'Braking for Whales': Film Review

Gravitas Ventures
Runs out of comedic gas early on.
4/24/2020

Two dysfunctional siblings go on a road trip to fulfill their mother's last request to place her ashes in the belly of a whale in Sean McEwen's dark comedy featuring Tom Felton of 'Harry Potter' fame.

As many amateur cooks are now discovering, spices are best used in moderation. The same can definitely be said of quirkiness, the overuse of which is a problem afflicting many first-time filmmakers. That's certainly the case for writer-director Sean McEwan's feature debut about a road trip undertaken by two dysfunctional siblings. Indeed, its very title has the unfortunate effect of setting one's nerves on edge. While there's a potentially moving emotional component at the heart of Braking for Whales, it's buried amid a sea of plot eccentricities that don't pay off.

Another problem is that the film is a coming-of-age story of sorts, which would be fine except its central characters should have come of age a long time ago. They are 30-something Brandon (Tom Felton, who played Draco in all eight Harry Potter films) and his older sister Star (Tammin Sursok, Pretty Little Liars, who also co-scripted with her husband, McEwan). The pair are reunited upon the death of their mother, who, judging by the bizarre assemblage of bric-a-brac in her dwelling, was apparently obsessed with whales.

That obsession extends to the mother's will, which includes a directive that her children not receive their inheritance unless they find a final resting place for her ashes in the belly of a whale. So to fulfill her request the two promptly get into their mom's Winnebago for a lengthy road trip, one that gives them plenty of time to work out their personal problems. She's suffering from stunted emotional maturity, which led to her abandoning her child, and has a bizarre sexual fixation on George W. Bush. He's in denial about his gayness, which clashes with his strong religious beliefs.  

Having these deep emotional issues arise out of the absurd maternal request could have made for a clever, funny and touching dramedy, but instead the film gravitates toward satirical touches that don't work. One lengthy scene that particularly falls flat involves the siblings' encounter with their highly conservative aunt and uncle, played by comedy veterans David Koechner (Anchorman) and Wendi McLendon-Covey (The Goldbergs), whose formidable talents are not enough to rise above the material. Dressed in matching outfits, the characters have a shrine to Star's idol, Bush, in their house and a Mexican foster child. Neither plot element produces the intended laughs, despite a would-be outrageous moment in which Star pleasures herself to an image of the former president. (The film's obsession with Bush, which includes a scene in which Star has an encounter with the bemused presidential object of her desire in a convenience store, proves as bizarre as the mother's with whales.)   

The film also has trouble maintaining a tone, with Brandon's tortured struggle with his sexuality not consistent with the lighthearted mood of the rest of the proceedings.

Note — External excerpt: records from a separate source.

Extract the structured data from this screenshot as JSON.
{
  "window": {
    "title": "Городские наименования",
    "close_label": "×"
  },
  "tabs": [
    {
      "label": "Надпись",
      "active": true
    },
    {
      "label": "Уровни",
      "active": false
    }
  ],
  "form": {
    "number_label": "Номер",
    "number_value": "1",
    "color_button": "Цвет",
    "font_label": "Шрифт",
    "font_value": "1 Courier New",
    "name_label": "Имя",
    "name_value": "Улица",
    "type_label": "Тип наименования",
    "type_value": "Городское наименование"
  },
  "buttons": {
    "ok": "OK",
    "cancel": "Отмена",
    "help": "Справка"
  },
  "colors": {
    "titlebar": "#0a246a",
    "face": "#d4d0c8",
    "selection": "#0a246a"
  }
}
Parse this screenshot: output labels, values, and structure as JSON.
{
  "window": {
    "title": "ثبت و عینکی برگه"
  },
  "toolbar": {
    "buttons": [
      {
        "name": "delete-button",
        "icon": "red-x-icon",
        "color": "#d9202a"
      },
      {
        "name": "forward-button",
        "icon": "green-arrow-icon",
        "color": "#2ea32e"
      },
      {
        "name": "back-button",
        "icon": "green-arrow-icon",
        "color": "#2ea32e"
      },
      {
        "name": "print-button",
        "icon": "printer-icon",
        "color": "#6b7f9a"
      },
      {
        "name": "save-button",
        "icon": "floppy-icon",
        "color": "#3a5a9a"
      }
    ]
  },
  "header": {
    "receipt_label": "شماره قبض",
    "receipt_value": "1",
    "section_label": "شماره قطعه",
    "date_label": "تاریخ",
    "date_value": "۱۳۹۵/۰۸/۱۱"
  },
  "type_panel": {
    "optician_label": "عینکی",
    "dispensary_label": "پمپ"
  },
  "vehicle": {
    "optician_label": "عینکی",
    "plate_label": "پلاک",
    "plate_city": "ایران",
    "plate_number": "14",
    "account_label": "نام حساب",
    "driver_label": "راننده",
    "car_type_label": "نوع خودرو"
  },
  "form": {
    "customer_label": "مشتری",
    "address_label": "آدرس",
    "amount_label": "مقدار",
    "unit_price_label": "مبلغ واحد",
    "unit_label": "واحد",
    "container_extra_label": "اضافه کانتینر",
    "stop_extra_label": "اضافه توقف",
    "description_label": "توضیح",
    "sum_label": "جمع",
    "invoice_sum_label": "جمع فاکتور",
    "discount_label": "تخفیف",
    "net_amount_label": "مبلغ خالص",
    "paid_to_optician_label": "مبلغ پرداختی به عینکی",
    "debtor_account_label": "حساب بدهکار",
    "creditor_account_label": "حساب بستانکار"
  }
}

One moment he's having a violent encounter with a man who tries to pick him up a bar, and not long afterward he and his sister are rescuing an adorable pair of otter pups after accidentally running over the animals' mother on the highway.  

Felton and Sursok have good chemistry, with the latter displaying a sharp comic energy. But they're ultimately unable to make us really care about their troubled characters, who are never as engaging as the film seems to think they are. By the time the siblings arrive at a Texas aquarium to attempt to fulfill their mission, Braking for Whales has long since come to a narrative halt.  

Available on VOD/Digital Platforms
Production: Narrator Entertainment, Charlie Baby Productions
Distributor: Gravitas Ventures
Cast: Tammin Sursok, Tom Felton, Wendi McLendon-Covey, David Koechner, Austin Swift
Director: Sean McEwen
Screenwriters: Sean McEwen, Tammin Sursok
Producers: Sean McEwen, Tammin Sursok, Cassidy Lunnen
Executive producer: Takashi Cheng
Director of photography: Justin Henning
Production designer: Colin Warde

Costume designer: Jillian Bundrick
Editor: Andrew S. Eisen
Composer: Jason Soudah
Casting: John Papsidera

103 min.